*WHAT THE TASK REQUIRES*. With the images left out, print all of the records below exactly.

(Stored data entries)
━━━━
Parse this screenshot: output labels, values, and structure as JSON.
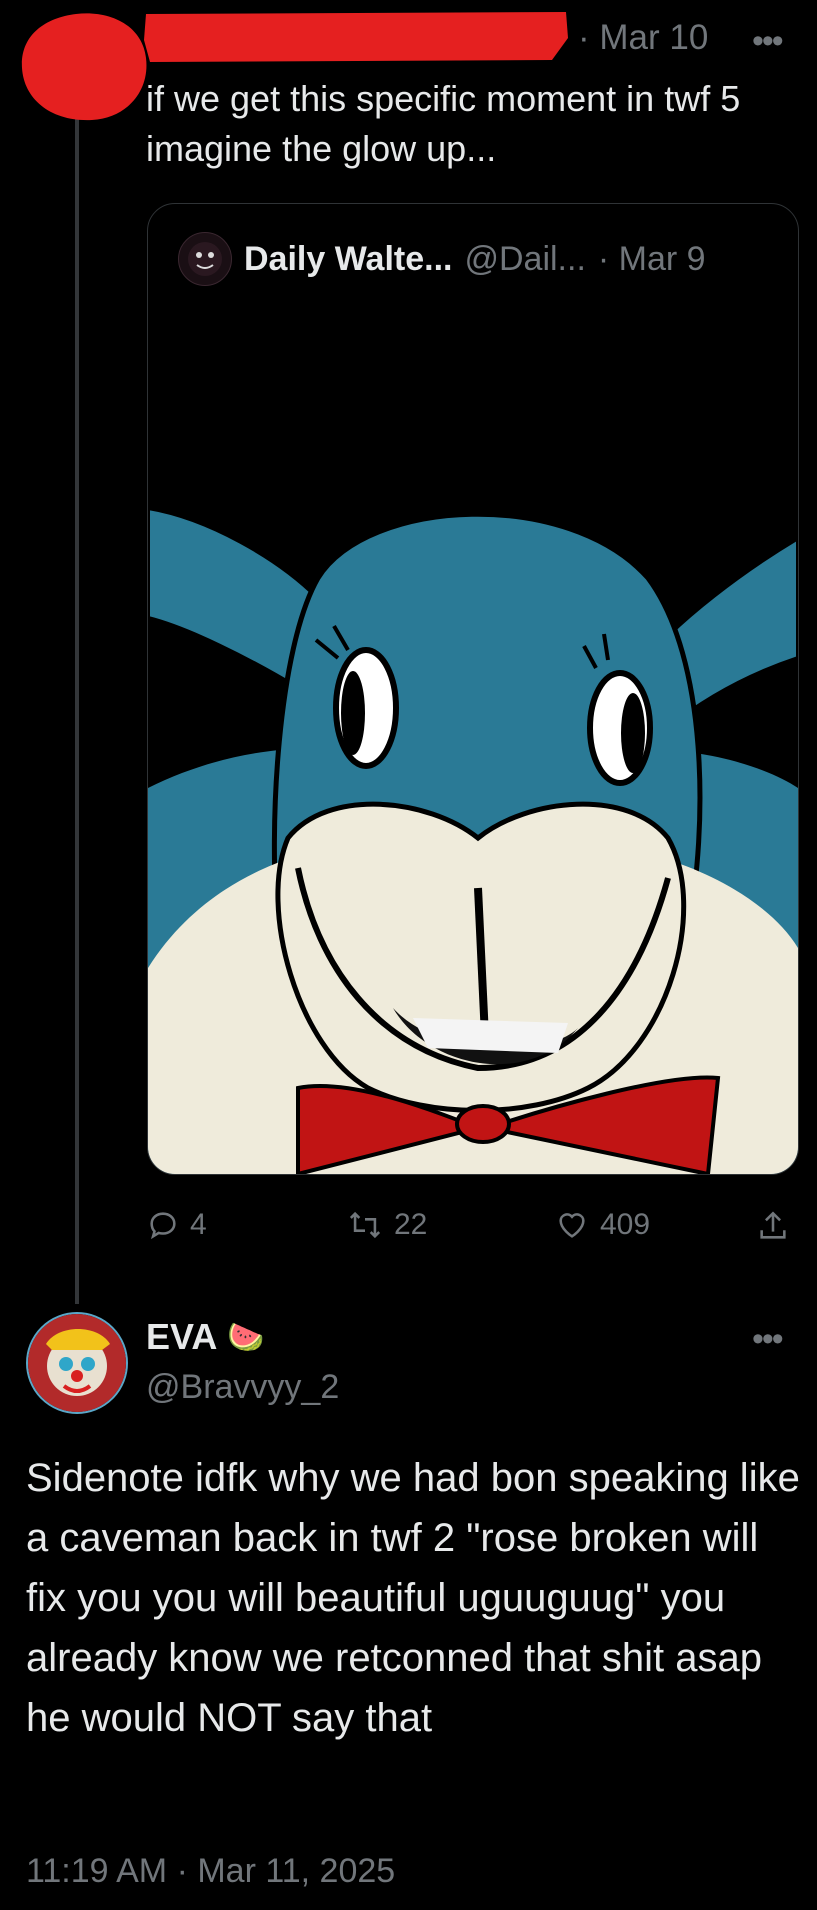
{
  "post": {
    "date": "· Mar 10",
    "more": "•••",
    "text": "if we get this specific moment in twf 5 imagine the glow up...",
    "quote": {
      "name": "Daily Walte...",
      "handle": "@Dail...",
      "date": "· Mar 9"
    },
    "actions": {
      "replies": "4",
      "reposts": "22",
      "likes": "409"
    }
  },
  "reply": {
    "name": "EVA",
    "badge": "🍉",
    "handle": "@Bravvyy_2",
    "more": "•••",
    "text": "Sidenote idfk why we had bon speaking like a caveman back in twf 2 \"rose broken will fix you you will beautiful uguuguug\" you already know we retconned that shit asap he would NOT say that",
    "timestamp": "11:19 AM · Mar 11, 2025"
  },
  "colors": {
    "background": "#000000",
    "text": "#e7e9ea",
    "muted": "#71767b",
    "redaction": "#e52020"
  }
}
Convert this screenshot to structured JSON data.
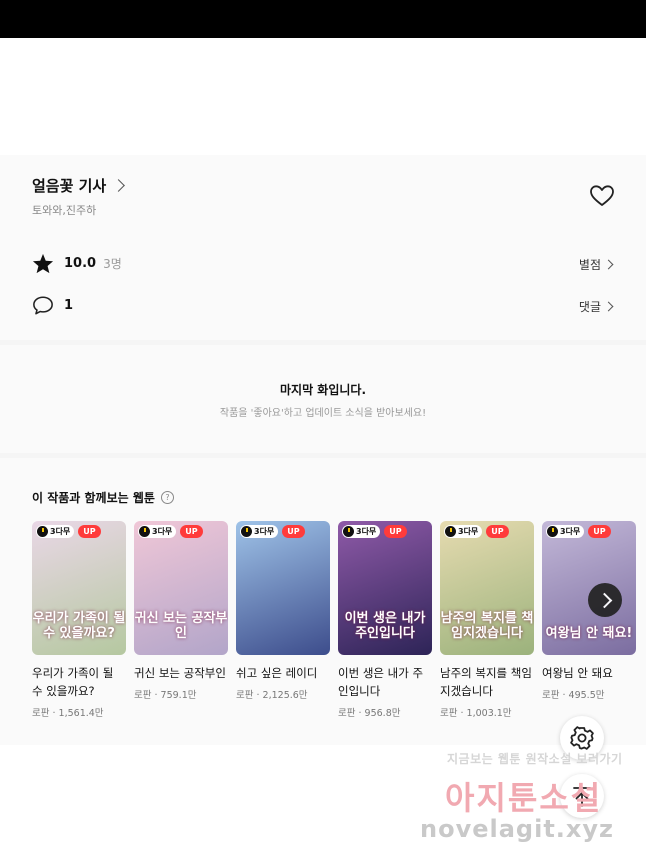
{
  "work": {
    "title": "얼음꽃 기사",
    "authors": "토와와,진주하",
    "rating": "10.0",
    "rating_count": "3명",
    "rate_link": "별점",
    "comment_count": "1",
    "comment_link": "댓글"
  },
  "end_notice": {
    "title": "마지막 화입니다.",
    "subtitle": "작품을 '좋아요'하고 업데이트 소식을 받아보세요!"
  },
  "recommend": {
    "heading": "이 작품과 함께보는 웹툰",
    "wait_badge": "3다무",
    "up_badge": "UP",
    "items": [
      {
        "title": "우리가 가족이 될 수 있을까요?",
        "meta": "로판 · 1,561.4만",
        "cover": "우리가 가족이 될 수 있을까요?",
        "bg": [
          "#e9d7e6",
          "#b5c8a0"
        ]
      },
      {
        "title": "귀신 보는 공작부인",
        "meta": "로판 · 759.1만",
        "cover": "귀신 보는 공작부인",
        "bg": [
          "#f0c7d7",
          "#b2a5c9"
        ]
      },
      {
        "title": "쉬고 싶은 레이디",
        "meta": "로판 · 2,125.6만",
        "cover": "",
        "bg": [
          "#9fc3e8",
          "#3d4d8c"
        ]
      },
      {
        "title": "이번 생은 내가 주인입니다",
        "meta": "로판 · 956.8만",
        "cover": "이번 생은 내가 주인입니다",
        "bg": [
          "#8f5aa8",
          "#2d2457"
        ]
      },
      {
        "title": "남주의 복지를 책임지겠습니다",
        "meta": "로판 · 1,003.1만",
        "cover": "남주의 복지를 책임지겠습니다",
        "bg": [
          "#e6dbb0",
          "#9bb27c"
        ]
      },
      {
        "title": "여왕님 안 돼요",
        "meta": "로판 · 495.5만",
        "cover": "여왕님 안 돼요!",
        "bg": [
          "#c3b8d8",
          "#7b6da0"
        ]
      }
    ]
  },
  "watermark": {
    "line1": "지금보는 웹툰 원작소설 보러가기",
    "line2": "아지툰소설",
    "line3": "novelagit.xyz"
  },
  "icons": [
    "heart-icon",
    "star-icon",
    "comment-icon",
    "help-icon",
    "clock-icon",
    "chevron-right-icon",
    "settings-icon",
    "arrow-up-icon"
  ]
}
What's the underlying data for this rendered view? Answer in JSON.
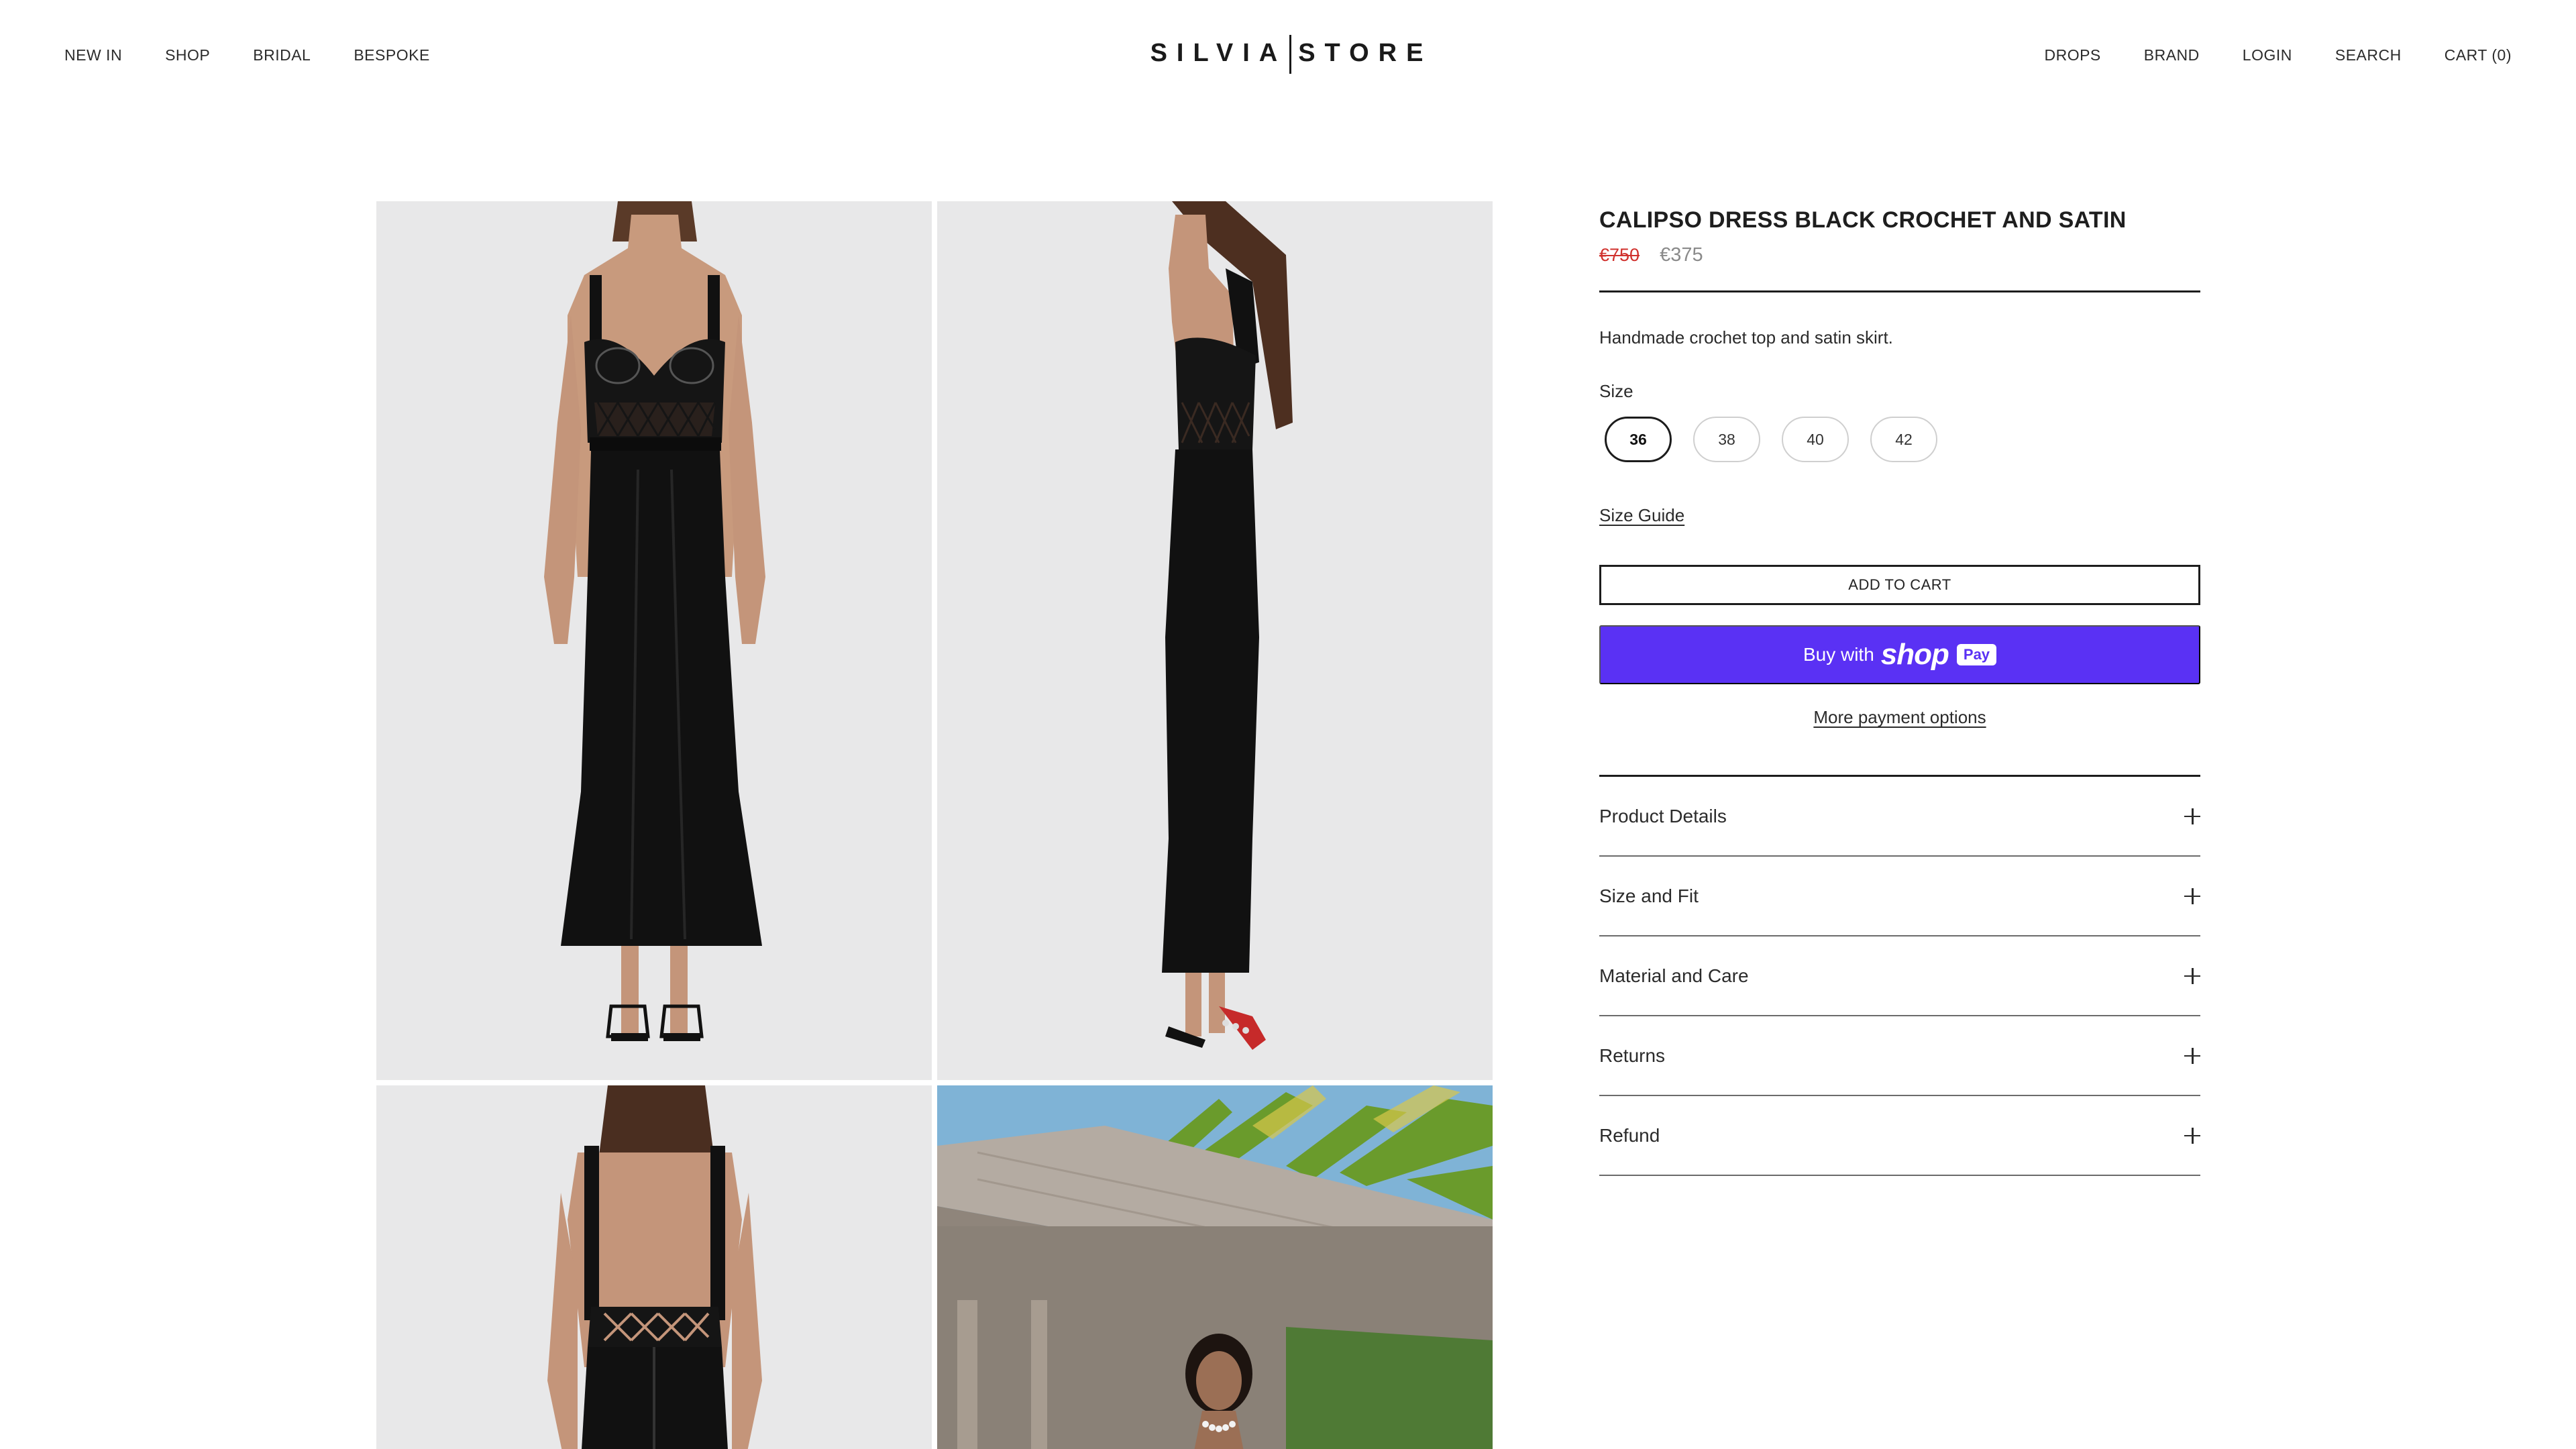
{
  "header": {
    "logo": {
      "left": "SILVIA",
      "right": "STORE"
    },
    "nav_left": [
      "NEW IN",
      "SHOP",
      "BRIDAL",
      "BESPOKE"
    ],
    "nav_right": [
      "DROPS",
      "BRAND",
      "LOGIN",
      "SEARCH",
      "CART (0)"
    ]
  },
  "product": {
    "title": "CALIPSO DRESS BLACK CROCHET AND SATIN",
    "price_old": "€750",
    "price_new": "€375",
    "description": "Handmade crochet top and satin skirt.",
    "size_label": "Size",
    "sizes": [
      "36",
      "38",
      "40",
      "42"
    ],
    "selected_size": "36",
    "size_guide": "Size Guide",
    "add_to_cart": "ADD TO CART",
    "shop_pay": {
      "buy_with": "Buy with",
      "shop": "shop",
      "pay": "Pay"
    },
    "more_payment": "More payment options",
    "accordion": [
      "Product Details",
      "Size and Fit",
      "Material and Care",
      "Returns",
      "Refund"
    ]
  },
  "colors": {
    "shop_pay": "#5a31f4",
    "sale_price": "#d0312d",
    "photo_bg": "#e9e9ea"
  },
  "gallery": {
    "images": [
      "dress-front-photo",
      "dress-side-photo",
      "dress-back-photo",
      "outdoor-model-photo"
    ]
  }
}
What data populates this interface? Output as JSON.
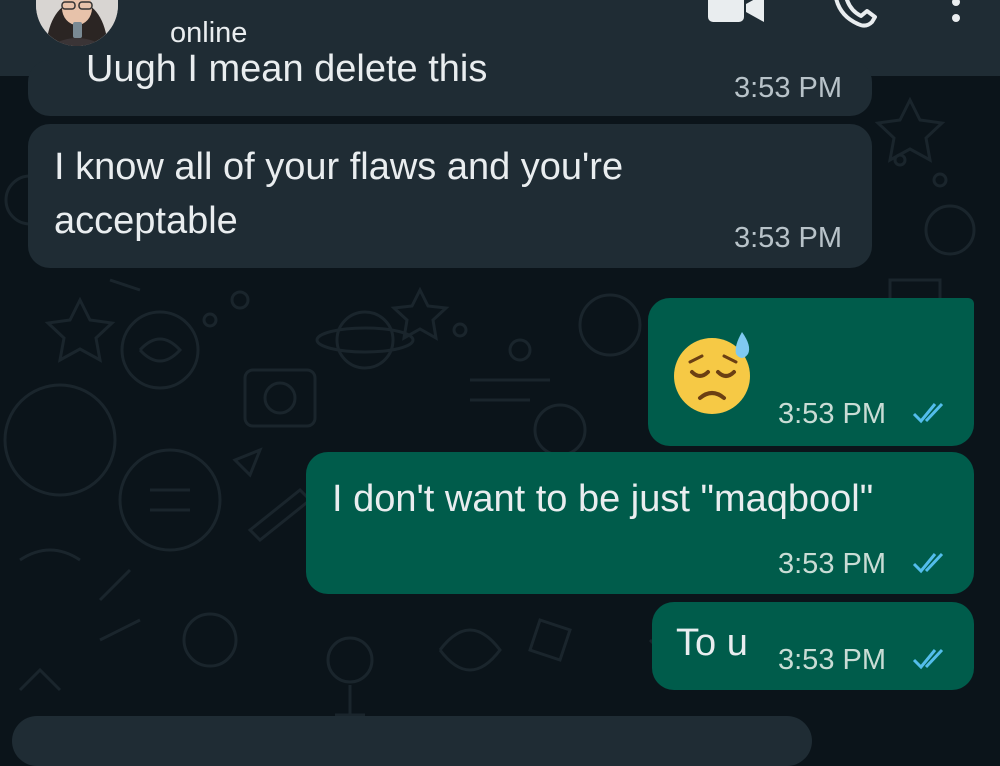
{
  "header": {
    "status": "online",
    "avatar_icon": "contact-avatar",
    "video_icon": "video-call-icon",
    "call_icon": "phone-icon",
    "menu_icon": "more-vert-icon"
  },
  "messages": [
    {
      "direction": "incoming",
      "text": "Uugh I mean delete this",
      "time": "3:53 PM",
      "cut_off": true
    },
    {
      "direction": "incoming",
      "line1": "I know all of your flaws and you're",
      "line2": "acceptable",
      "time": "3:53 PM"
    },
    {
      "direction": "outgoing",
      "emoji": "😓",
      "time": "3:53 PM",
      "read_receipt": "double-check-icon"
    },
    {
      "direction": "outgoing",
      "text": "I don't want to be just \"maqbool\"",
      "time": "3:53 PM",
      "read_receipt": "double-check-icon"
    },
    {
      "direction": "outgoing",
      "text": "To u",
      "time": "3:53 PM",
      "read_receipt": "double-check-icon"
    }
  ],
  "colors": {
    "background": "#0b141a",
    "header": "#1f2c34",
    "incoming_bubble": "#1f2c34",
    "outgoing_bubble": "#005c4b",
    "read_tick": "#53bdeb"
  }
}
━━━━
*ANSWER BOX*.
Parse this screenshot: output labels, values, and structure as JSON.
{
  "post": {
    "date": "· Mar 10",
    "more": "•••",
    "text": "if we get this specific moment in twf 5 imagine the glow up...",
    "quote": {
      "name": "Daily Walte...",
      "handle": "@Dail...",
      "date": "· Mar 9"
    },
    "actions": {
      "replies": "4",
      "reposts": "22",
      "likes": "409"
    }
  },
  "reply": {
    "name": "EVA",
    "badge": "🍉",
    "handle": "@Bravvyy_2",
    "more": "•••",
    "text": "Sidenote idfk why we had bon speaking like a caveman back in twf 2 \"rose broken will fix you you will beautiful uguuguug\" you already know we retconned that shit asap he would NOT say that",
    "timestamp": "11:19 AM · Mar 11, 2025"
  },
  "colors": {
    "background": "#000000",
    "text": "#e7e9ea",
    "muted": "#71767b",
    "redaction": "#e52020"
  }
}
Convert this screenshot to structured JSON data.
{
  "work": {
    "title": "얼음꽃 기사",
    "authors": "토와와,진주하",
    "rating": "10.0",
    "rating_count": "3명",
    "rate_link": "별점",
    "comment_count": "1",
    "comment_link": "댓글"
  },
  "end_notice": {
    "title": "마지막 화입니다.",
    "subtitle": "작품을 '좋아요'하고 업데이트 소식을 받아보세요!"
  },
  "recommend": {
    "heading": "이 작품과 함께보는 웹툰",
    "wait_badge": "3다무",
    "up_badge": "UP",
    "items": [
      {
        "title": "우리가 가족이 될 수 있을까요?",
        "meta": "로판 · 1,561.4만",
        "cover": "우리가 가족이 될 수 있을까요?",
        "bg": [
          "#e9d7e6",
          "#b5c8a0"
        ]
      },
      {
        "title": "귀신 보는 공작부인",
        "meta": "로판 · 759.1만",
        "cover": "귀신 보는 공작부인",
        "bg": [
          "#f0c7d7",
          "#b2a5c9"
        ]
      },
      {
        "title": "쉬고 싶은 레이디",
        "meta": "로판 · 2,125.6만",
        "cover": "",
        "bg": [
          "#9fc3e8",
          "#3d4d8c"
        ]
      },
      {
        "title": "이번 생은 내가 주인입니다",
        "meta": "로판 · 956.8만",
        "cover": "이번 생은 내가 주인입니다",
        "bg": [
          "#8f5aa8",
          "#2d2457"
        ]
      },
      {
        "title": "남주의 복지를 책임지겠습니다",
        "meta": "로판 · 1,003.1만",
        "cover": "남주의 복지를 책임지겠습니다",
        "bg": [
          "#e6dbb0",
          "#9bb27c"
        ]
      },
      {
        "title": "여왕님 안 돼요",
        "meta": "로판 · 495.5만",
        "cover": "여왕님 안 돼요!",
        "bg": [
          "#c3b8d8",
          "#7b6da0"
        ]
      }
    ]
  },
  "watermark": {
    "line1": "지금보는 웹툰 원작소설 보러가기",
    "line2": "아지툰소설",
    "line3": "novelagit.xyz"
  },
  "icons": [
    "heart-icon",
    "star-icon",
    "comment-icon",
    "help-icon",
    "clock-icon",
    "chevron-right-icon",
    "settings-icon",
    "arrow-up-icon"
  ]
}
What's the underlying data for this rendered view? Answer in JSON.
{
  "header": {
    "logo": {
      "left": "SILVIA",
      "right": "STORE"
    },
    "nav_left": [
      "NEW IN",
      "SHOP",
      "BRIDAL",
      "BESPOKE"
    ],
    "nav_right": [
      "DROPS",
      "BRAND",
      "LOGIN",
      "SEARCH",
      "CART (0)"
    ]
  },
  "product": {
    "title": "CALIPSO DRESS BLACK CROCHET AND SATIN",
    "price_old": "€750",
    "price_new": "€375",
    "description": "Handmade crochet top and satin skirt.",
    "size_label": "Size",
    "sizes": [
      "36",
      "38",
      "40",
      "42"
    ],
    "selected_size": "36",
    "size_guide": "Size Guide",
    "add_to_cart": "ADD TO CART",
    "shop_pay": {
      "buy_with": "Buy with",
      "shop": "shop",
      "pay": "Pay"
    },
    "more_payment": "More payment options",
    "accordion": [
      "Product Details",
      "Size and Fit",
      "Material and Care",
      "Returns",
      "Refund"
    ]
  },
  "colors": {
    "shop_pay": "#5a31f4",
    "sale_price": "#d0312d",
    "photo_bg": "#e9e9ea"
  },
  "gallery": {
    "images": [
      "dress-front-photo",
      "dress-side-photo",
      "dress-back-photo",
      "outdoor-model-photo"
    ]
  }
}
What data populates this interface? Output as JSON.
{
  "header": {
    "status": "online",
    "avatar_icon": "contact-avatar",
    "video_icon": "video-call-icon",
    "call_icon": "phone-icon",
    "menu_icon": "more-vert-icon"
  },
  "messages": [
    {
      "direction": "incoming",
      "text": "Uugh I mean delete this",
      "time": "3:53 PM",
      "cut_off": true
    },
    {
      "direction": "incoming",
      "line1": "I know all of your flaws and you're",
      "line2": "acceptable",
      "time": "3:53 PM"
    },
    {
      "direction": "outgoing",
      "emoji": "😓",
      "time": "3:53 PM",
      "read_receipt": "double-check-icon"
    },
    {
      "direction": "outgoing",
      "text": "I don't want to be just \"maqbool\"",
      "time": "3:53 PM",
      "read_receipt": "double-check-icon"
    },
    {
      "direction": "outgoing",
      "text": "To u",
      "time": "3:53 PM",
      "read_receipt": "double-check-icon"
    }
  ],
  "colors": {
    "background": "#0b141a",
    "header": "#1f2c34",
    "incoming_bubble": "#1f2c34",
    "outgoing_bubble": "#005c4b",
    "read_tick": "#53bdeb"
  }
}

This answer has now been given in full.